|Native name||Arroyo de las Garzas|
|⁃ location||head 0.8 km (0.5 mi) south of Hog Canyon and 1.6 km (1 mi) northwest of Bullhead Reservoir|
|⁃ elevation||1,550 ft (470 m)|
|Mouth||Los Banos Creek|
|4.8 km (3 mi) northeast of Ingomar|
|79 ft (24 m)|
Garzas Creek, originally Arroyo de las Garzas (Creek of the Herons), is a tributary of the San Joaquin River draining the eastern slopes of part of the Diablo Range within the San Joaquin Valley of California.
The Creek has its source 0.8 km (0.5 mi) south of Hog Canyon and 1.6 km (1 mi) northwest of Bullhead Reservoir, and its mouth at the confluence with Los Banos Creek 4.8 km (3 mi) northeast of Ingomar in Merced County. The closest populated place was the former settlement and railroad station of Linora that is 0.38 miles south of Garzas Creek. The town of Gustine, is 4.35 miles from Garzas Creek.
Arroyo de las Garzas was a watering place on El Camino Viejo in the San Joaquin Valley and its first settler was a deserter from the Spanish cavalry in 1820. Later the same year, Spanish cavalry attempting to recover the deserter and a group of fugitive neophytes from the missions, fought an action with them. In 1852, American pioneers found the mestizo son of the Spanish deserter living in an adobe house on Arroyo de las Garzas several miles west of what is now Gustine just over the county line in Madera County.
The creek was the water source for the southern part of Rancho Orestimba y Las Garzas. Jesse Hill one of the owners of Hills Ferry built a house on Garzas Creek. It was a frame house built with lumber shipped around Cape Horn and hauled to the site with oxen. The location was later a sheep camp for the Simon Newman Company.
- U.S. Geological Survey Geographic Names Information System: Garzas Creek
- Map of San Joaquin River basin tributaries www.centralvalleymonitoring.org/map accessed November 13, 2011
- U.S. Geological Survey. National Hydrography Dataset high-resolution flowline data.
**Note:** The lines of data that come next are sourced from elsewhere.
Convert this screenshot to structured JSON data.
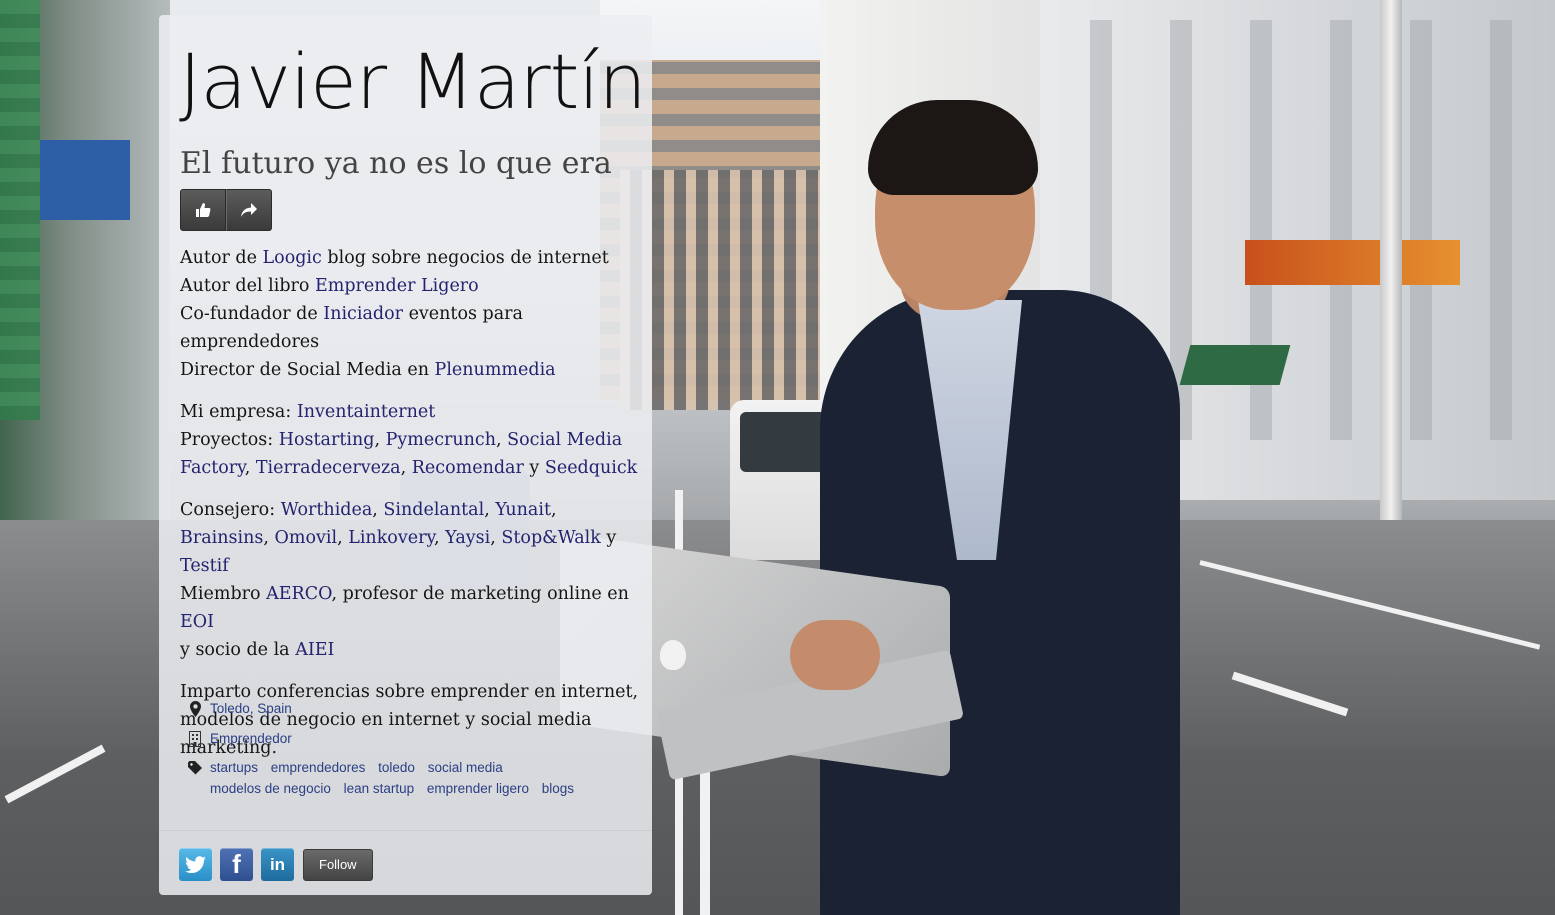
{
  "profile": {
    "name": "Javier Martín",
    "tagline": "El futuro ya no es lo que era"
  },
  "actions": {
    "like_icon": "thumbs-up-icon",
    "share_icon": "share-arrow-icon"
  },
  "bio": {
    "p1": {
      "l1_pre": "Autor de ",
      "l1_link": "Loogic",
      "l1_post": " blog sobre negocios de internet",
      "l2_pre": "Autor del libro ",
      "l2_link": "Emprender Ligero",
      "l3_pre": "Co-fundador de ",
      "l3_link": "Iniciador",
      "l3_post": " eventos para emprendedores",
      "l4_pre": "Director de Social Media en ",
      "l4_link": "Plenummedia"
    },
    "p2": {
      "l1_pre": "Mi empresa: ",
      "l1_link": "Inventainternet",
      "l2_pre": "Proyectos: ",
      "links": [
        "Hostarting",
        "Pymecrunch",
        "Social Media Factory",
        "Tierradecerveza",
        "Recomendar",
        "Seedquick"
      ],
      "and": " y "
    },
    "p3": {
      "pre": "Consejero: ",
      "links": [
        "Worthidea",
        "Sindelantal",
        "Yunait",
        "Brainsins",
        "Omovil",
        "Linkovery",
        "Yaysi",
        "Stop&Walk",
        "Testif"
      ],
      "and": " y ",
      "member_pre": "Miembro ",
      "member_link": "AERCO",
      "member_mid": ", profesor de marketing online en ",
      "eoi_link": "EOI",
      "socio_pre": "y socio de la ",
      "aiei_link": "AIEI"
    },
    "p4": "Imparto conferencias sobre emprender en internet, modelos de negocio en internet y social media marketing."
  },
  "meta": {
    "location": "Toledo, Spain",
    "occupation": "Emprendedor",
    "tags": [
      "startups",
      "emprendedores",
      "toledo",
      "social media",
      "modelos de negocio",
      "lean startup",
      "emprender ligero",
      "blogs"
    ]
  },
  "social": {
    "twitter_icon": "twitter-icon",
    "facebook_label": "f",
    "linkedin_label": "in",
    "follow_label": "Follow"
  },
  "colors": {
    "link": "#23236f",
    "meta_link": "#2b3f84",
    "panel": "rgba(236,238,241,0.86)"
  }
}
The National Map Archived 2012-04-05 at WebCite, accessed November 13, 2011
- Garzas Creek (Merced)
- Mildred Brooke Hoover, Douglas E. Kyle, Historic Spots in California, Stanford University Press, 2002, p.517
- Diseño del Rancho Orestimba